They own the majority in both houses of the state Legislature and will for a lifetime.  They are constantly stacking committee membership with like-minded lawmakers who regularly grant permission to pass onto the floor or another committee the bills of their fellow partisans.  Legislatively, they control the agenda in Sacramento and can virtually do anything they want.

So, why don’t Democrats propose legislation to build more housing, and end the state’s most vexing public policy challenge?

Building more housing is, according to most experts, the way to solve California’s stubborn affordability problems.  Just take the non-partisan Legislative Analyst’s recommendation on the situation:

We advise the Legislature to change policies to facilitate significantly more private home and apartment building in California’s coastal urban areas. Though the exact number of new housing units California needs to build is uncertain, the general magnitude is enormous. On top of the 100,000 to 140,000 housing units California is expected to build each year, the state probably would have to build as many as 100,000 additional units annually – almost exclusively in its coastal communities – to seriously mitigate its problems with housing affordability. (This will) require the state to make changes to a broad range of policies that affect housing supply directly or indirectly – including policies that have been fundamental tenets of California government for many years.

Heck, legislators shouldn’t need more convincing than that.

Regrettably, lawmakers in Sacramento can’t propose new housing – they’re virtually powerless to do so.  That’s because their premier constituency won’t allow it.  The state environmental lobby doesn’t want more housing and won’t permit any new law to make it easier to build, which is what it’s going to take.

It’s for a simple reason, really.  California’s environmental groups simply don’t like people.  They, for the most part, are true disciples of biologist Paul Ehrlich and his 1968 doomsday Population Bomb, which among other things urges population-control to avoid the end of mankind due to worldwide starvation.  (Happily, we Earth-dwellers survived the predicted doom and are thriving.)  Ehrlich, a Stanford professor, was urged to write the book by the Sierra Club.
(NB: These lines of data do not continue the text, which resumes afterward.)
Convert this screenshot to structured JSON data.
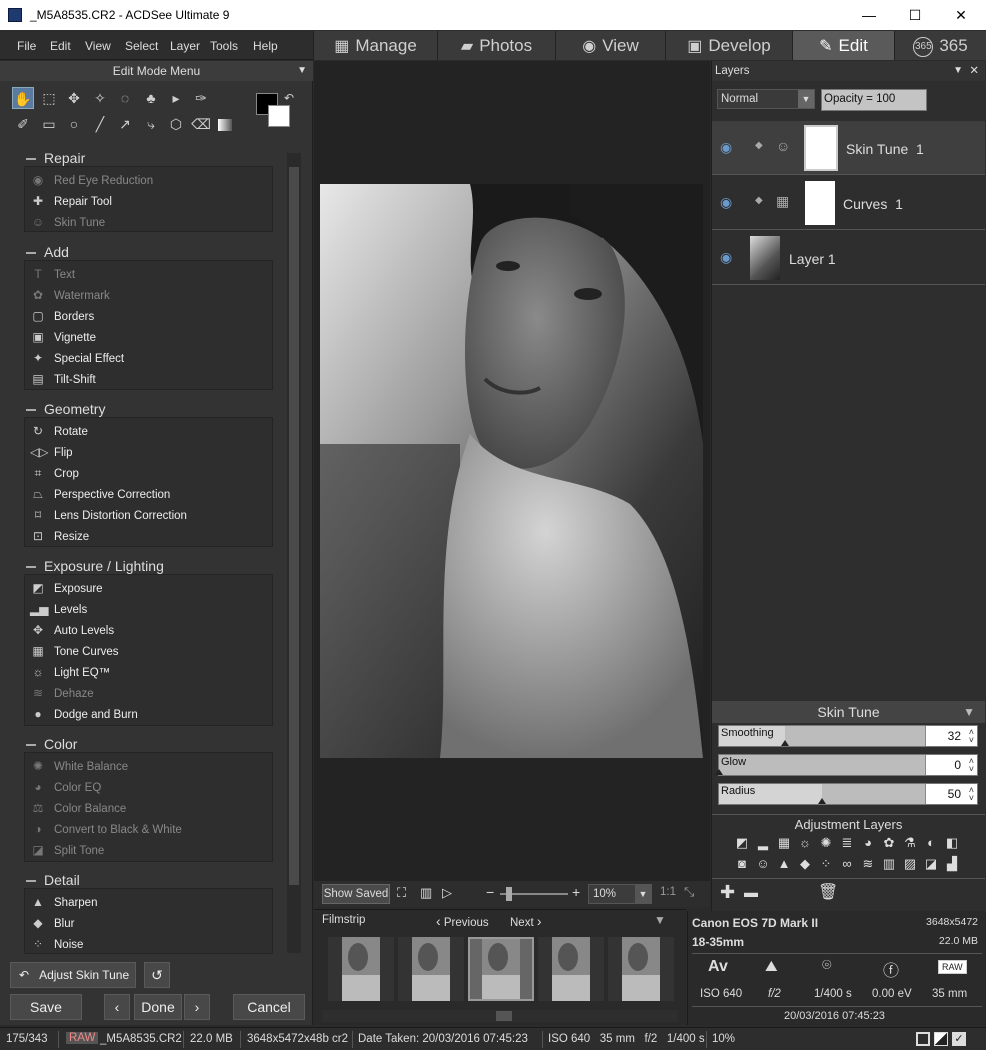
{
  "window": {
    "title": "_M5A8535.CR2 - ACDSee Ultimate 9",
    "minimize": "—",
    "maximize": "☐",
    "close": "✕"
  },
  "menus": [
    "File",
    "Edit",
    "View",
    "Select",
    "Layer",
    "Tools",
    "Help"
  ],
  "modes": [
    {
      "label": "Manage",
      "icon": "grid-icon"
    },
    {
      "label": "Photos",
      "icon": "photos-icon"
    },
    {
      "label": "View",
      "icon": "eye-icon"
    },
    {
      "label": "Develop",
      "icon": "develop-icon"
    },
    {
      "label": "Edit",
      "icon": "edit-icon"
    },
    {
      "label": "365",
      "icon": "365-icon",
      "badge": "365"
    }
  ],
  "left": {
    "header": "Edit Mode Menu",
    "categories": [
      {
        "name": "Repair",
        "items": [
          {
            "label": "Red Eye Reduction",
            "enabled": false,
            "icon": "eye-icon"
          },
          {
            "label": "Repair Tool",
            "enabled": true,
            "icon": "bandage-icon"
          },
          {
            "label": "Skin Tune",
            "enabled": false,
            "icon": "person-icon"
          }
        ]
      },
      {
        "name": "Add",
        "items": [
          {
            "label": "Text",
            "enabled": false,
            "icon": "text-icon"
          },
          {
            "label": "Watermark",
            "enabled": false,
            "icon": "watermark-icon"
          },
          {
            "label": "Borders",
            "enabled": true,
            "icon": "border-icon"
          },
          {
            "label": "Vignette",
            "enabled": true,
            "icon": "vignette-icon"
          },
          {
            "label": "Special Effect",
            "enabled": true,
            "icon": "wand-icon"
          },
          {
            "label": "Tilt-Shift",
            "enabled": true,
            "icon": "tiltshift-icon"
          }
        ]
      },
      {
        "name": "Geometry",
        "items": [
          {
            "label": "Rotate",
            "enabled": true,
            "icon": "rotate-icon"
          },
          {
            "label": "Flip",
            "enabled": true,
            "icon": "flip-icon"
          },
          {
            "label": "Crop",
            "enabled": true,
            "icon": "crop-icon"
          },
          {
            "label": "Perspective Correction",
            "enabled": true,
            "icon": "perspective-icon"
          },
          {
            "label": "Lens Distortion Correction",
            "enabled": true,
            "icon": "lens-icon"
          },
          {
            "label": "Resize",
            "enabled": true,
            "icon": "resize-icon"
          }
        ]
      },
      {
        "name": "Exposure / Lighting",
        "items": [
          {
            "label": "Exposure",
            "enabled": true,
            "icon": "exposure-icon"
          },
          {
            "label": "Levels",
            "enabled": true,
            "icon": "levels-icon"
          },
          {
            "label": "Auto Levels",
            "enabled": true,
            "icon": "autolevels-icon"
          },
          {
            "label": "Tone Curves",
            "enabled": true,
            "icon": "curves-icon"
          },
          {
            "label": "Light EQ™",
            "enabled": true,
            "icon": "sun-icon"
          },
          {
            "label": "Dehaze",
            "enabled": false,
            "icon": "dehaze-icon"
          },
          {
            "label": "Dodge and Burn",
            "enabled": true,
            "icon": "dodge-icon"
          }
        ]
      },
      {
        "name": "Color",
        "items": [
          {
            "label": "White Balance",
            "enabled": false,
            "icon": "whitebalance-icon"
          },
          {
            "label": "Color EQ",
            "enabled": false,
            "icon": "palette-icon"
          },
          {
            "label": "Color Balance",
            "enabled": false,
            "icon": "balance-icon"
          },
          {
            "label": "Convert to Black & White",
            "enabled": false,
            "icon": "bw-icon"
          },
          {
            "label": "Split Tone",
            "enabled": false,
            "icon": "splittone-icon"
          }
        ]
      },
      {
        "name": "Detail",
        "items": [
          {
            "label": "Sharpen",
            "enabled": true,
            "icon": "sharpen-icon"
          },
          {
            "label": "Blur",
            "enabled": true,
            "icon": "drop-icon"
          },
          {
            "label": "Noise",
            "enabled": true,
            "icon": "noise-icon"
          }
        ]
      }
    ],
    "adjust_label": "Adjust Skin Tune",
    "save": "Save",
    "done": "Done",
    "cancel": "Cancel"
  },
  "viewbar": {
    "show_saved": "Show Saved",
    "zoom": "10%",
    "one_to_one": "1:1"
  },
  "filmstrip": {
    "title": "Filmstrip",
    "previous": "Previous",
    "next": "Next"
  },
  "layers": {
    "title": "Layers",
    "blend_mode": "Normal",
    "opacity": "Opacity = 100",
    "items": [
      {
        "name": "Skin Tune  1",
        "selected": true
      },
      {
        "name": "Curves  1",
        "selected": false
      },
      {
        "name": "Layer 1",
        "selected": false
      }
    ]
  },
  "skin_tune": {
    "title": "Skin Tune",
    "sliders": [
      {
        "label": "Smoothing",
        "value": "32",
        "fraction": 0.32
      },
      {
        "label": "Glow",
        "value": "0",
        "fraction": 0.0
      },
      {
        "label": "Radius",
        "value": "50",
        "fraction": 0.5
      }
    ]
  },
  "adjustment_layers": {
    "title": "Adjustment Layers"
  },
  "info": {
    "camera": "Canon EOS 7D Mark II",
    "resolution": "3648x5472",
    "lens": "18-35mm",
    "size": "22.0 MB",
    "mode": "Av",
    "iso": "ISO 640",
    "aperture": "f/2",
    "shutter": "1/400 s",
    "ev": "0.00 eV",
    "focal": "35 mm",
    "date": "20/03/2016 07:45:23",
    "raw_badge": "RAW"
  },
  "status": {
    "count": "175/343",
    "raw": "RAW",
    "filename": "_M5A8535.CR2",
    "size": "22.0 MB",
    "dims": "3648x5472x48b cr2",
    "date_taken": "Date Taken: 20/03/2016 07:45:23",
    "exif": "ISO 640   35 mm   f/2   1/400 s",
    "zoom": "10%"
  }
}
The Sierra Club has had its share of population-control controversy.  In the late ‘90’s its Northern California chapter was behind an unsuccessful Bay Area effort to impose strict growth-control measures, which were argued at the time as a surreptitious attempt to enact a version of population control.   In 2003, a bitter dispute arose inside the national organization when a group of would-be directors tried to force out existing directors over a disagreement on immigration policy.  Dissidents wanted limits on how many immigrants to let into the country.

Recently, the Sierra Club of California led a long list of groups to oppose state legislation to make it easier to build housing near transit hubs – a sure-fire way to increase infill, multifamily stock.  The bill died in its policy committee.

Indeed, the Sierra Club has continually led the charge against any zoning or other land-use reform that would make it easier to build housing.  In fact, the group is opposed to any new law that would be growth-inducing – whether in support of new infrastructure, a sensible water policy or more housing.

The Sierra Club hides behind liberal politics – and leftist legislators – to mask what is a pretty cynical attitude toward housing.  They – and their fellow environmentalists – for example, refuse to give an inch when it comes to reforming the ever-present and growth-impeding California Environmental Quality Act (CEQA).  They assert any change would be “gutting” the 45-year-old law and are steadfastly opposed to reform.  Period.

The result of this kind of political pressure is to force Democrats to scramble to find a housing solution.  Lawmakers in Sacramento have fallen all over themselves over the last two years to create some new housing law.  Little meaningful change was accomplished, though.  Mostly, the effort led to strategies to fund this or that – through bonds, fees and other taxing devices.

The latest plan comes from U.S. Senator and presidential hopeful Kamala Harris (D-CA) who wants to give away tax credits through an overly complicated scheme to low-and moderate-income renters.  But, the Harris plan won’t do anything to increase the country’s woeful supply of housing and, instead, will almost certainly lead to higher rents and a big reward to landlords.

They still don’t get it.  Or, someone does but won’t let them get near it.